----- INFORMATION GIVEN -----

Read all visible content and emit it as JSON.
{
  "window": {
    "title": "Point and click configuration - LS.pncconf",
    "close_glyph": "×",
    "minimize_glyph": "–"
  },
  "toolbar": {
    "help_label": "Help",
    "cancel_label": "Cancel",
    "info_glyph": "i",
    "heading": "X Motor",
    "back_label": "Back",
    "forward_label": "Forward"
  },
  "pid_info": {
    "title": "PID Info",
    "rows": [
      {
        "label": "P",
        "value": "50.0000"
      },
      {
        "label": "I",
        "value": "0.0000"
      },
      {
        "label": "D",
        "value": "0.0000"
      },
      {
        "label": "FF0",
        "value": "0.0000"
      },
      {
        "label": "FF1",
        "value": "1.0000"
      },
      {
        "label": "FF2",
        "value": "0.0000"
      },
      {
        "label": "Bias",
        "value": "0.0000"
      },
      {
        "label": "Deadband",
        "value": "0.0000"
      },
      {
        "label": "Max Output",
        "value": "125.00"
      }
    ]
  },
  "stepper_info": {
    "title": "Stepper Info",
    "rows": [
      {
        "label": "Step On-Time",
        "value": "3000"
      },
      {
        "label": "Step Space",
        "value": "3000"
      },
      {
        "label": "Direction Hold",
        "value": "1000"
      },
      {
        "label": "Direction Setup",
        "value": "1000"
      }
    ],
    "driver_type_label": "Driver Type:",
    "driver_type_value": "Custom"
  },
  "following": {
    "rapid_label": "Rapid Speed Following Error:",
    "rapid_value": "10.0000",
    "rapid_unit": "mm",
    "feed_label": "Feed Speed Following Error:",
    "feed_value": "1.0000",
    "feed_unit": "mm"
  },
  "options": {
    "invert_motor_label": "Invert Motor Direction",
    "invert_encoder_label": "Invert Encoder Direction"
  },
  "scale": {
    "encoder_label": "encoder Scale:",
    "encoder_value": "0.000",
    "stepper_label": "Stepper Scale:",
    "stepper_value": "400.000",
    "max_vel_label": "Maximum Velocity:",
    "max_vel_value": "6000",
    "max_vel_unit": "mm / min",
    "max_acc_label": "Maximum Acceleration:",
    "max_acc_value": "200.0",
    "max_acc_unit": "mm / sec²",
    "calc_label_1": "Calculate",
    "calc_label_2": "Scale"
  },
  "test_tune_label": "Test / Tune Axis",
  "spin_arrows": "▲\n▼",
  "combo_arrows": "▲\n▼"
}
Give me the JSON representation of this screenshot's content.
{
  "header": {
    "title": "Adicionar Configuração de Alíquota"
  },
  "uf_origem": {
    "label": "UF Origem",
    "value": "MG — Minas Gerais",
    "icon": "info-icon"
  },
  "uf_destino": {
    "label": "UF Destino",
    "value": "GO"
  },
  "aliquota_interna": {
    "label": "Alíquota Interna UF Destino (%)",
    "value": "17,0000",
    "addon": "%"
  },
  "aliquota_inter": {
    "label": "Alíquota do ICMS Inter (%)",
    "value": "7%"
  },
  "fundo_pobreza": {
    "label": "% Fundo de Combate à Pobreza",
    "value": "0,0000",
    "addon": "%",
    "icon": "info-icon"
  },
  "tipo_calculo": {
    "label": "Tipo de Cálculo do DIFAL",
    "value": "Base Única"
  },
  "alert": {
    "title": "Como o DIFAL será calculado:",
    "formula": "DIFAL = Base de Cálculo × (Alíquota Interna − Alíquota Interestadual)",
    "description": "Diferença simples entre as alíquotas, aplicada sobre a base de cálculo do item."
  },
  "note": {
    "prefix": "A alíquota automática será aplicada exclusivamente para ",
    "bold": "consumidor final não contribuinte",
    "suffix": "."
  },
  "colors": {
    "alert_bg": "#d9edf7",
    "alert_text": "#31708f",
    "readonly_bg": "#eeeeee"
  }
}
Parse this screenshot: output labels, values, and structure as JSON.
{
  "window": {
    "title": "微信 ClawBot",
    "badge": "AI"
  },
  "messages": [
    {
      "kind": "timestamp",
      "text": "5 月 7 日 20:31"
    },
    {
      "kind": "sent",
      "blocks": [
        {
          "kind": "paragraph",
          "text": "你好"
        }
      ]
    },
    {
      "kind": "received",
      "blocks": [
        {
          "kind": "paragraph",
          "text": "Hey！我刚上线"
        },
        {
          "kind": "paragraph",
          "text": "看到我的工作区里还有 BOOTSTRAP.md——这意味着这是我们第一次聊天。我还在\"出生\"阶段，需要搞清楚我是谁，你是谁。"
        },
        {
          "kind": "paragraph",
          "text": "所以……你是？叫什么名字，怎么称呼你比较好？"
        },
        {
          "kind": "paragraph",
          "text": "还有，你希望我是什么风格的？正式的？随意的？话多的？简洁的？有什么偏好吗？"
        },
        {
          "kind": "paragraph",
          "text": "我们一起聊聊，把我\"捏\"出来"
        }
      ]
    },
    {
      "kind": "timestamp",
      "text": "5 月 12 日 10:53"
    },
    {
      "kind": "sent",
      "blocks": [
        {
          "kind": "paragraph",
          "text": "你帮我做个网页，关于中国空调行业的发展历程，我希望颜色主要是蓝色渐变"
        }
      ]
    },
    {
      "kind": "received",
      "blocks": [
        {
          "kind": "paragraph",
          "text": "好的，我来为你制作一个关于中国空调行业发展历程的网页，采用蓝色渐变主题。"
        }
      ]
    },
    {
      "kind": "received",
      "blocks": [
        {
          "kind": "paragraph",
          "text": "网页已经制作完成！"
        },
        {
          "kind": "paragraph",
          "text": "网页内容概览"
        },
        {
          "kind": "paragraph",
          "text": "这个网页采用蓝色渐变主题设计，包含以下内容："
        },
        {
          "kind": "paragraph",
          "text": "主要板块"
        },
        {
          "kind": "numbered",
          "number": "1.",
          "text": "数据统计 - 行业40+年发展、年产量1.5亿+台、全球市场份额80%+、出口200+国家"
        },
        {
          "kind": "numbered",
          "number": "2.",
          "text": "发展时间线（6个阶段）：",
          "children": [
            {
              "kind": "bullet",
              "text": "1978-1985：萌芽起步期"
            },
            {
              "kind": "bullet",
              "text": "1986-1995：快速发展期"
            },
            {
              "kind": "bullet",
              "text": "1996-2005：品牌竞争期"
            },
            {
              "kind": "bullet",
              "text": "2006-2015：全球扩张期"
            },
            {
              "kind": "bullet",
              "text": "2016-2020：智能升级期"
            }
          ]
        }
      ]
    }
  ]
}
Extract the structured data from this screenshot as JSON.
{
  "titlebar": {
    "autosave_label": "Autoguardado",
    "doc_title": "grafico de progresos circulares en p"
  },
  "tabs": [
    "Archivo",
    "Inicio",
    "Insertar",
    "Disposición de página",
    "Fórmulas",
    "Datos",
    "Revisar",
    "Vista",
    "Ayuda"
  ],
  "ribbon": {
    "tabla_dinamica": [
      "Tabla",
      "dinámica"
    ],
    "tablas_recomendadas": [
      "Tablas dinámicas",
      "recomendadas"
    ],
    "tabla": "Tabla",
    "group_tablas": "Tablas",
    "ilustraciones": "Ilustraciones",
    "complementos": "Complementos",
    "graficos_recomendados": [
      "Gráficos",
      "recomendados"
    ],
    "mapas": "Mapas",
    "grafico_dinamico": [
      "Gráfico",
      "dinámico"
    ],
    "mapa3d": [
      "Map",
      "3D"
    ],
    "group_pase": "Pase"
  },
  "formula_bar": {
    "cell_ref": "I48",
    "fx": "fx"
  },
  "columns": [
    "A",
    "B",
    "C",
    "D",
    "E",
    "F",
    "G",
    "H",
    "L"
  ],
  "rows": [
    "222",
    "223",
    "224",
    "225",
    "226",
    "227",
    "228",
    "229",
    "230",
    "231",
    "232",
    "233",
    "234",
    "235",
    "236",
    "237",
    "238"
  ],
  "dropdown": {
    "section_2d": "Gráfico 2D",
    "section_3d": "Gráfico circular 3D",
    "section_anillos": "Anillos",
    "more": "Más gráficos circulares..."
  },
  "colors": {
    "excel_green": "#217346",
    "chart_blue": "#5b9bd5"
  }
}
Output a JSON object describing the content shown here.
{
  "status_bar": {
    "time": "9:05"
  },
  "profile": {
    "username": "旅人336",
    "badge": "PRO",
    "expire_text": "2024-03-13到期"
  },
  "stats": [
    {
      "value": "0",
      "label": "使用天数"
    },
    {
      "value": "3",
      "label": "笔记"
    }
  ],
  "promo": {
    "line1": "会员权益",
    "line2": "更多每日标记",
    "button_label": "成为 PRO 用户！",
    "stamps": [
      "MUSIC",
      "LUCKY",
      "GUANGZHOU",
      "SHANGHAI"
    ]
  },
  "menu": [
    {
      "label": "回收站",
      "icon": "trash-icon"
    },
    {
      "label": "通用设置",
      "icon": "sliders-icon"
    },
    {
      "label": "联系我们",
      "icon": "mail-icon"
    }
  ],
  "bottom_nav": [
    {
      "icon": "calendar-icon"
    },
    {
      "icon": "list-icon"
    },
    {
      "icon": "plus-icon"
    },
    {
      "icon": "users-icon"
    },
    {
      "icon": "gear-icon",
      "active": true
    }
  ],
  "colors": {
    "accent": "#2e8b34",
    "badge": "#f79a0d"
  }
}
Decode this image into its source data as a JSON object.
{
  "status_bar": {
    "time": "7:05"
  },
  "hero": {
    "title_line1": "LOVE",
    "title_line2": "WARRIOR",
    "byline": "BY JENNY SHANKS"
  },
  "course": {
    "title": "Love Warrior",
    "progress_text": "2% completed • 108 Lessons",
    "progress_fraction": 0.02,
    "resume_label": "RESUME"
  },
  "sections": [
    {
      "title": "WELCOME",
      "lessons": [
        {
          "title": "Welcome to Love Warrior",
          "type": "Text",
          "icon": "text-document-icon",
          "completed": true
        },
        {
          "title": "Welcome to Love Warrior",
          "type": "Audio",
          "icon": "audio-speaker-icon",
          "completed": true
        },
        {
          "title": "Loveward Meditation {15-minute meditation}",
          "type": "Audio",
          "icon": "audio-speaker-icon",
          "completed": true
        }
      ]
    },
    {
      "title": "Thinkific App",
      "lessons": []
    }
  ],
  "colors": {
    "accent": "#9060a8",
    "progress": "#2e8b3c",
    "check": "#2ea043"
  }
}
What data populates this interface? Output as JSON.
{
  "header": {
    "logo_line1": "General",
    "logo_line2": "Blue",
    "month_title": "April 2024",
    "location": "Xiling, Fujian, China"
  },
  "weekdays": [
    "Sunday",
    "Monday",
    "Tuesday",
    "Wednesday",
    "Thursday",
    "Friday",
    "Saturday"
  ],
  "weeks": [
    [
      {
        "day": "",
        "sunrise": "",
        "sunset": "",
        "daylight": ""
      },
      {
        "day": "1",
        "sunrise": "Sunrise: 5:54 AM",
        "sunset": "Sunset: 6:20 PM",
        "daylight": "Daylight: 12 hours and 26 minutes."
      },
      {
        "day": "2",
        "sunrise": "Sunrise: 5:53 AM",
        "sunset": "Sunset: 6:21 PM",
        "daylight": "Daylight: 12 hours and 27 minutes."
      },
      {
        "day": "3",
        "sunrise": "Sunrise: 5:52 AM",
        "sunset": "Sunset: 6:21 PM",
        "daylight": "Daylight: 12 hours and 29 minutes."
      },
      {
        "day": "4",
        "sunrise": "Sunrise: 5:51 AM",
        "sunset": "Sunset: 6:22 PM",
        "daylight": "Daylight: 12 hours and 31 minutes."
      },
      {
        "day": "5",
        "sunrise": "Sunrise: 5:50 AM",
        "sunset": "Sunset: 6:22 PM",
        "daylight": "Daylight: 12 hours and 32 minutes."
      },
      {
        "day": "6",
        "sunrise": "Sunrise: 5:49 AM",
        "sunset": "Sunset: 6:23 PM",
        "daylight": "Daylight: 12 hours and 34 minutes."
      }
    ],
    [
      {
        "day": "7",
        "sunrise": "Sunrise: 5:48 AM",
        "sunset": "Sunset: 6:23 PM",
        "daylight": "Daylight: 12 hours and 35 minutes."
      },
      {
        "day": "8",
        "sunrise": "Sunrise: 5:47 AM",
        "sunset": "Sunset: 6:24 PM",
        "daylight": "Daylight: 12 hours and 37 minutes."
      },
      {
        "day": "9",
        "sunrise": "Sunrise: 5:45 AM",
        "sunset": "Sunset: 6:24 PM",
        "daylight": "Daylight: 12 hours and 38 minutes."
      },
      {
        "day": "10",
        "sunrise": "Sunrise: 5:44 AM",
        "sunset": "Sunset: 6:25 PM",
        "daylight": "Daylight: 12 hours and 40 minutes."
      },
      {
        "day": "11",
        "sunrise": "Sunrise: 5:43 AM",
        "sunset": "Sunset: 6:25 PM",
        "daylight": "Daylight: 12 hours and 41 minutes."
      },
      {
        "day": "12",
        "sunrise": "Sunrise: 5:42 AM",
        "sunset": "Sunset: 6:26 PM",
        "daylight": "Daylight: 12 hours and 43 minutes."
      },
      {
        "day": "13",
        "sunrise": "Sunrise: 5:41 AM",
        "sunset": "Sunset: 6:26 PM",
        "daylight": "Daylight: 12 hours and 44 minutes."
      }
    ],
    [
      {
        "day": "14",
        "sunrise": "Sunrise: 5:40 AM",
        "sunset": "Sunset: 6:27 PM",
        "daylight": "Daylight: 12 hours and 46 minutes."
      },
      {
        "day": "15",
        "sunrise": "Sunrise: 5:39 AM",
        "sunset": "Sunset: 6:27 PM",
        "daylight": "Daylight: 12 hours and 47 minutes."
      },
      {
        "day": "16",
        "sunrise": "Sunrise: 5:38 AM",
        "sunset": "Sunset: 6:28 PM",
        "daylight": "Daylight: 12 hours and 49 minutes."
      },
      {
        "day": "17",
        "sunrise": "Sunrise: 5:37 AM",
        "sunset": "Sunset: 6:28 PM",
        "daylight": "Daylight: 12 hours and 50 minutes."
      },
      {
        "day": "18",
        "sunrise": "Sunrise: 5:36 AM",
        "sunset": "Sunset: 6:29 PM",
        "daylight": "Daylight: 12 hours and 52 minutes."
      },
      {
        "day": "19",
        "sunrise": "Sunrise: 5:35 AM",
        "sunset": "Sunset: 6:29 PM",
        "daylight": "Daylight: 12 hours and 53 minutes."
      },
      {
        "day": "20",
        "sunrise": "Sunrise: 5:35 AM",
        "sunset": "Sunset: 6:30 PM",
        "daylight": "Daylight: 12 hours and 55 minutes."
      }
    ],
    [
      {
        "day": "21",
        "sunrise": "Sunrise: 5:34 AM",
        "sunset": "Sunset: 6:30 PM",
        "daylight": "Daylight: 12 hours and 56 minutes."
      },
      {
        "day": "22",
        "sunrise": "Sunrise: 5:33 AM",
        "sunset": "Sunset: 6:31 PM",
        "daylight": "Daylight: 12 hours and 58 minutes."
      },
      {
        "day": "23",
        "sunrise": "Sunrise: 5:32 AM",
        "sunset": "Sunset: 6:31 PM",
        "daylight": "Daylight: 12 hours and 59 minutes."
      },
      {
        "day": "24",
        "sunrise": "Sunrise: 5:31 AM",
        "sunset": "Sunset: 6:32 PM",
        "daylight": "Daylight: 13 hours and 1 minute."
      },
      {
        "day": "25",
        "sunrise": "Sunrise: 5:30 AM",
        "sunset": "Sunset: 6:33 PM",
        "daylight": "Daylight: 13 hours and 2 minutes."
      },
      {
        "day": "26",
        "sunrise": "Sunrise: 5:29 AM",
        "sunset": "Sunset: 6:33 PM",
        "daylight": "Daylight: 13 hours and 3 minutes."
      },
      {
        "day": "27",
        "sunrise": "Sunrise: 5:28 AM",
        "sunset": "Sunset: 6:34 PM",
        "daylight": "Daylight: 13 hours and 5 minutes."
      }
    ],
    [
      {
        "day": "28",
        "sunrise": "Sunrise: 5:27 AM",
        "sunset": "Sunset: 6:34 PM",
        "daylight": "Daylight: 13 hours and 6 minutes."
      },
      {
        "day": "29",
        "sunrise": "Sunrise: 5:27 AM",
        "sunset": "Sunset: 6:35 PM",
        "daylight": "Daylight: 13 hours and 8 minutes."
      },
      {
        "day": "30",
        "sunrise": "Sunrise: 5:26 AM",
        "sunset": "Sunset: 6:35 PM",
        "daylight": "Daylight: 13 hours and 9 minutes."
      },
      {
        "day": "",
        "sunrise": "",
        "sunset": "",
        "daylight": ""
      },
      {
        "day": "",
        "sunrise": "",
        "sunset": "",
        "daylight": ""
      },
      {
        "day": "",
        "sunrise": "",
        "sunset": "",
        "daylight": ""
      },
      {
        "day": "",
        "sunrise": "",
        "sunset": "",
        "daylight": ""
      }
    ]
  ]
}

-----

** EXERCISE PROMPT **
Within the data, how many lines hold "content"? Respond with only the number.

** RESPONSE TO THIS EXERCISE **
3